Exercise goal:
All of the entries must be output exactly as they are.

Task data:
##############################

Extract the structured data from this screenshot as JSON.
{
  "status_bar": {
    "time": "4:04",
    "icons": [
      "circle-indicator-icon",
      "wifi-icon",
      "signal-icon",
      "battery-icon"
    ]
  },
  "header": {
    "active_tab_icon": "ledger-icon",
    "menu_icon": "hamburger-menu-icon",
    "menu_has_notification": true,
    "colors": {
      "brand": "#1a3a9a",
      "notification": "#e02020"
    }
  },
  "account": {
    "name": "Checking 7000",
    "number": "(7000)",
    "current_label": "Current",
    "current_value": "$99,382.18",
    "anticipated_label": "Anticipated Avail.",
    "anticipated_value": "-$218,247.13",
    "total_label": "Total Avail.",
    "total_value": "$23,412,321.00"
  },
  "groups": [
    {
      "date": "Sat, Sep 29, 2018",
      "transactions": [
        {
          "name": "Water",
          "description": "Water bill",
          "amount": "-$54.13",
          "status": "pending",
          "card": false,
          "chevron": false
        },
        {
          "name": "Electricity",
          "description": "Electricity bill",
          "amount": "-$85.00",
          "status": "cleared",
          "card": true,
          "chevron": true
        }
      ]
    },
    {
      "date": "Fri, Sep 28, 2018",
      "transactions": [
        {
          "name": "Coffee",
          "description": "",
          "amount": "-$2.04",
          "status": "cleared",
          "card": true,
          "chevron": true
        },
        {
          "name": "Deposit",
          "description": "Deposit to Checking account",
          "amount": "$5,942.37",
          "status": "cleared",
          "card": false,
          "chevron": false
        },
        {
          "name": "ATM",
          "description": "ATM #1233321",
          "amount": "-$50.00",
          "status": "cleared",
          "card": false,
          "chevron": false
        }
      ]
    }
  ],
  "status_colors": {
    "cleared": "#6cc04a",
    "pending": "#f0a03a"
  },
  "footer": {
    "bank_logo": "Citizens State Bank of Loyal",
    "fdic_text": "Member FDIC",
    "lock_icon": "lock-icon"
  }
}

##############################

Completed task:
Extract the structured data from this screenshot as JSON.
{
  "status_bar": {
    "time": "4:04",
    "icons": [
      "circle-indicator-icon",
      "wifi-icon",
      "signal-icon",
      "battery-icon"
    ]
  },
  "header": {
    "active_tab_icon": "ledger-icon",
    "menu_icon": "hamburger-menu-icon",
    "menu_has_notification": true,
    "colors": {
      "brand": "#1a3a9a",
      "notification": "#e02020"
    }
  },
  "account": {
    "name": "Checking 7000",
    "number": "(7000)",
    "current_label": "Current",
    "current_value": "$99,382.18",
    "anticipated_label": "Anticipated Avail.",
    "anticipated_value": "-$218,247.13",
    "total_label": "Total Avail.",
    "total_value": "$23,412,321.00"
  },
  "groups": [
    {
      "date": "Sat, Sep 29, 2018",
      "transactions": [
        {
          "name": "Water",
          "description": "Water bill",
          "amount": "-$54.13",
          "status": "pending",
          "card": false,
          "chevron": false
        },
        {
          "name": "Electricity",
          "description": "Electricity bill",
          "amount": "-$85.00",
          "status": "cleared",
          "card": true,
          "chevron": true
        }
      ]
    },
    {
      "date": "Fri, Sep 28, 2018",
      "transactions": [
        {
          "name": "Coffee",
          "description": "",
          "amount": "-$2.04",
          "status": "cleared",
          "card": true,
          "chevron": true
        },
        {
          "name": "Deposit",
          "description": "Deposit to Checking account",
          "amount": "$5,942.37",
          "status": "cleared",
          "card": false,
          "chevron": false
        },
        {
          "name": "ATM",
          "description": "ATM #1233321",
          "amount": "-$50.00",
          "status": "cleared",
          "card": false,
          "chevron": false
        }
      ]
    }
  ],
  "status_colors": {
    "cleared": "#6cc04a",
    "pending": "#f0a03a"
  },
  "footer": {
    "bank_logo": "Citizens State Bank of Loyal",
    "fdic_text": "Member FDIC",
    "lock_icon": "lock-icon"
  }
}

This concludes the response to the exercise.